Verizon Communications Inc  added far fewer wireless subscribers than expected in the third quarter amid a price war with rivals in an oversaturated phone market, and hopes to tap new revenue from its fledgling digital advertising and media business.

The company, whose $4.83 billion deal to buy Yahoo Inc's core business was shaken by a massive data breach at the latter, said on Thursday total operating revenue fell 6.7 percent to $30.94 billion, from $33.16 billion. Analysts had expected revenue in the quarter of $31.14 billion, according to Thomson Reuters I/B/E/S.

Verizon's shares, which have surged about 9 percent this year so far, were down 2.6 percent at $49.07 in premarket trading.

It said it added a net 442,000 retail postpaid subscribers, those who pay their bills on a monthly basis.
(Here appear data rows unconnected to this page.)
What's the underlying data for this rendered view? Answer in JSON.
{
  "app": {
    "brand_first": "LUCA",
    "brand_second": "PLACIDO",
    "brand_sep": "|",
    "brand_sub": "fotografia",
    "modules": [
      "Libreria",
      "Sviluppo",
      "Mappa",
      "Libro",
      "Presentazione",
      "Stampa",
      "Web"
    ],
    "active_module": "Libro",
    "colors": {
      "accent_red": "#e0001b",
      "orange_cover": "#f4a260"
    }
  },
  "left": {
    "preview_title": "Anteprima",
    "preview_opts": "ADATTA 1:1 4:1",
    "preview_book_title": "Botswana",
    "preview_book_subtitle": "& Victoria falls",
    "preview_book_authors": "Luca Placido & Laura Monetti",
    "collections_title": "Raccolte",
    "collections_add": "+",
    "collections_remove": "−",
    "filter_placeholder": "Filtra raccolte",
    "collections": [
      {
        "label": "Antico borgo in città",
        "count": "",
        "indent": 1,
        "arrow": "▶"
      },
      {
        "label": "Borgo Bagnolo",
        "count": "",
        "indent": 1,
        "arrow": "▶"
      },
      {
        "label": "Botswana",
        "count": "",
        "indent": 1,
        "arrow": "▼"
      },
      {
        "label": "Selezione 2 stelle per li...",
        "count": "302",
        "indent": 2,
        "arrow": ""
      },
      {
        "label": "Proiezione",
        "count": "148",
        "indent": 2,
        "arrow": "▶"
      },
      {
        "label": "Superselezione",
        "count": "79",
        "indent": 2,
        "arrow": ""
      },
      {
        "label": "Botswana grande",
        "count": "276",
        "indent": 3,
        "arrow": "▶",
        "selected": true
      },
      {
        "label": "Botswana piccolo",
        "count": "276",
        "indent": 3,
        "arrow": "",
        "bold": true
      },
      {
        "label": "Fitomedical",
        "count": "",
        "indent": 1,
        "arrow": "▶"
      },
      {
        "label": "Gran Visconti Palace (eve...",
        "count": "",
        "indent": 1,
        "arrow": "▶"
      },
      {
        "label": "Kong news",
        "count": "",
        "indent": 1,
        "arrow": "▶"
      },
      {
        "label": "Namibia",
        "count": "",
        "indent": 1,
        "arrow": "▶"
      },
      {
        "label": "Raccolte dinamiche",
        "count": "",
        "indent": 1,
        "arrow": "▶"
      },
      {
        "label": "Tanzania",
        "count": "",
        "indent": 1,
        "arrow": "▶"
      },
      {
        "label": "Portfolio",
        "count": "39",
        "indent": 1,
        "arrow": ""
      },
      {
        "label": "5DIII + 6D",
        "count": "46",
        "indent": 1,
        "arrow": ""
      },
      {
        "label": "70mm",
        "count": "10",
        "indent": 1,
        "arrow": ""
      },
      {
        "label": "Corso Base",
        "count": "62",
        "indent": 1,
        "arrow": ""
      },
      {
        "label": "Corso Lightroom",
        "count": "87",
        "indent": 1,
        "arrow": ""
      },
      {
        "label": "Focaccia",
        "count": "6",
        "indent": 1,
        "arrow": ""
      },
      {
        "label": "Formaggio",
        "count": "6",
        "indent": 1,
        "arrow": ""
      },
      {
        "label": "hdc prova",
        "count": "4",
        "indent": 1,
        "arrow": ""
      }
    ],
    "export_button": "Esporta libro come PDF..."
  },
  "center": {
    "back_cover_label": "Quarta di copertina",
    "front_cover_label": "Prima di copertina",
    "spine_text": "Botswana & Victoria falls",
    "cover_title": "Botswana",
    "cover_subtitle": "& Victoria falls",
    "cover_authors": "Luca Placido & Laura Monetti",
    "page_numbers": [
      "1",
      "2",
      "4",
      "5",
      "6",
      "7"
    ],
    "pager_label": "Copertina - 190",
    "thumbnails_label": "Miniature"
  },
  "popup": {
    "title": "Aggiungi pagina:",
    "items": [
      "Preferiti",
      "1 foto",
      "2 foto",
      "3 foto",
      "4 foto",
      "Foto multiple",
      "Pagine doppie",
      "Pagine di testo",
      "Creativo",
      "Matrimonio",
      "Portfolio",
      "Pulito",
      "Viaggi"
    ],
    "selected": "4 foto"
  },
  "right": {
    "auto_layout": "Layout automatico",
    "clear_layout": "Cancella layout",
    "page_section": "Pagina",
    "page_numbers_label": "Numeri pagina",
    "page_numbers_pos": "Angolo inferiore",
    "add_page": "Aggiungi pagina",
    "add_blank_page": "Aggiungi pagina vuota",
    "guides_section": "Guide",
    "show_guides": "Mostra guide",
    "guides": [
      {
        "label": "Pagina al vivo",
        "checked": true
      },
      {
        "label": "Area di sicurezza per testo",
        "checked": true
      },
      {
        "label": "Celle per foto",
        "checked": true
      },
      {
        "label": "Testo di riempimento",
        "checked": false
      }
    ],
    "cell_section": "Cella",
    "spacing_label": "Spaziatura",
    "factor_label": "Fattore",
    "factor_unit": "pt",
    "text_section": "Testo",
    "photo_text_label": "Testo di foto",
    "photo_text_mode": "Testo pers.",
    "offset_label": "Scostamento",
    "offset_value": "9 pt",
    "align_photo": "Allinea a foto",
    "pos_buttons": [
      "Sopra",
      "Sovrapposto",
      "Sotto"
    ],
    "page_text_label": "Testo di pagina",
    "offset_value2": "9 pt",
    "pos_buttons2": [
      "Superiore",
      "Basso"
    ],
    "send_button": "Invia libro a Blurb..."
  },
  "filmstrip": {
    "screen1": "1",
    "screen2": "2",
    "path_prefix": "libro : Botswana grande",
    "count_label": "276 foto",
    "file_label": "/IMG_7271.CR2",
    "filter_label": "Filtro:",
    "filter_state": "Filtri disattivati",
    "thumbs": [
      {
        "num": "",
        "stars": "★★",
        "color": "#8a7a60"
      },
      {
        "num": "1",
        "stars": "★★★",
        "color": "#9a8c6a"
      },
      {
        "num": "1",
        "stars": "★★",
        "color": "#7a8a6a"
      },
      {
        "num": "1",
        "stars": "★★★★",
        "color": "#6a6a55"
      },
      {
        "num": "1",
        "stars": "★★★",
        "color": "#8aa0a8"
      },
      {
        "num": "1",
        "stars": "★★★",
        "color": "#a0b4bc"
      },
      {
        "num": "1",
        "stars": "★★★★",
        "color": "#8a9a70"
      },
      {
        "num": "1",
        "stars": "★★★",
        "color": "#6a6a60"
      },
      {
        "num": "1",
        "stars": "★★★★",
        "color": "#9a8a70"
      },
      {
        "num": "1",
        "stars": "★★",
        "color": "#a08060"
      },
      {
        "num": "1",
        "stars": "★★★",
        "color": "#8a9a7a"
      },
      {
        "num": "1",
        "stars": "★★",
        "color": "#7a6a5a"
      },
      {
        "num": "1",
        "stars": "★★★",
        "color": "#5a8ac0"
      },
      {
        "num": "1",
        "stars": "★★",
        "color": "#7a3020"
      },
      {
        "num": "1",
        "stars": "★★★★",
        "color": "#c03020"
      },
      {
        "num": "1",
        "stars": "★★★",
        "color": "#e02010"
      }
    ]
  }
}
This was significantly below analysts' estimated 766,300, according to market research firm FactSet StreetAccount.

Smaller rivals such as T-Mobile US Inc and Sprint Corp have rolled out aggressive promotions to win over Verizon's subscriber base.

As the company fends off competition in a maturing wireless market, it has acquired AOL and plans to buy Yahoo in a bid for a set of digital web properties and ad technology tools that will help it compete with internet giants Facebook Inc and Alphabet Inc's Google.

Since the Yahoo data breach involving 500 million email accounts was reported in September, investors have wondered how Verizon will proceed. Verizon's general counsel has said the incident may represent a material event that could allow Verizon to back out of the deal.

Net income attributable to Verizon fell to $3.62 billion, or 89 cents per share, in the third quarter ended Sept. 30, from $4.04 billion, or 99 cents per share, a year earlier.

Excluding items, the company earned $1.01 per share, beating the average analyst estimate of 99 cents per share.

Churn, or customer defections, among postpaid wireless retail customers increased to 1.04 percent of total wireless subscribers, compared with the average estimate of 0.99 percent, according to FactSet.

Reuters (Reporting by Aishwarya Venugopal in Bengaluru and Malathi Nayak in New York; Editing by Saumyadeb Chakrabarty and Bernadette Baum)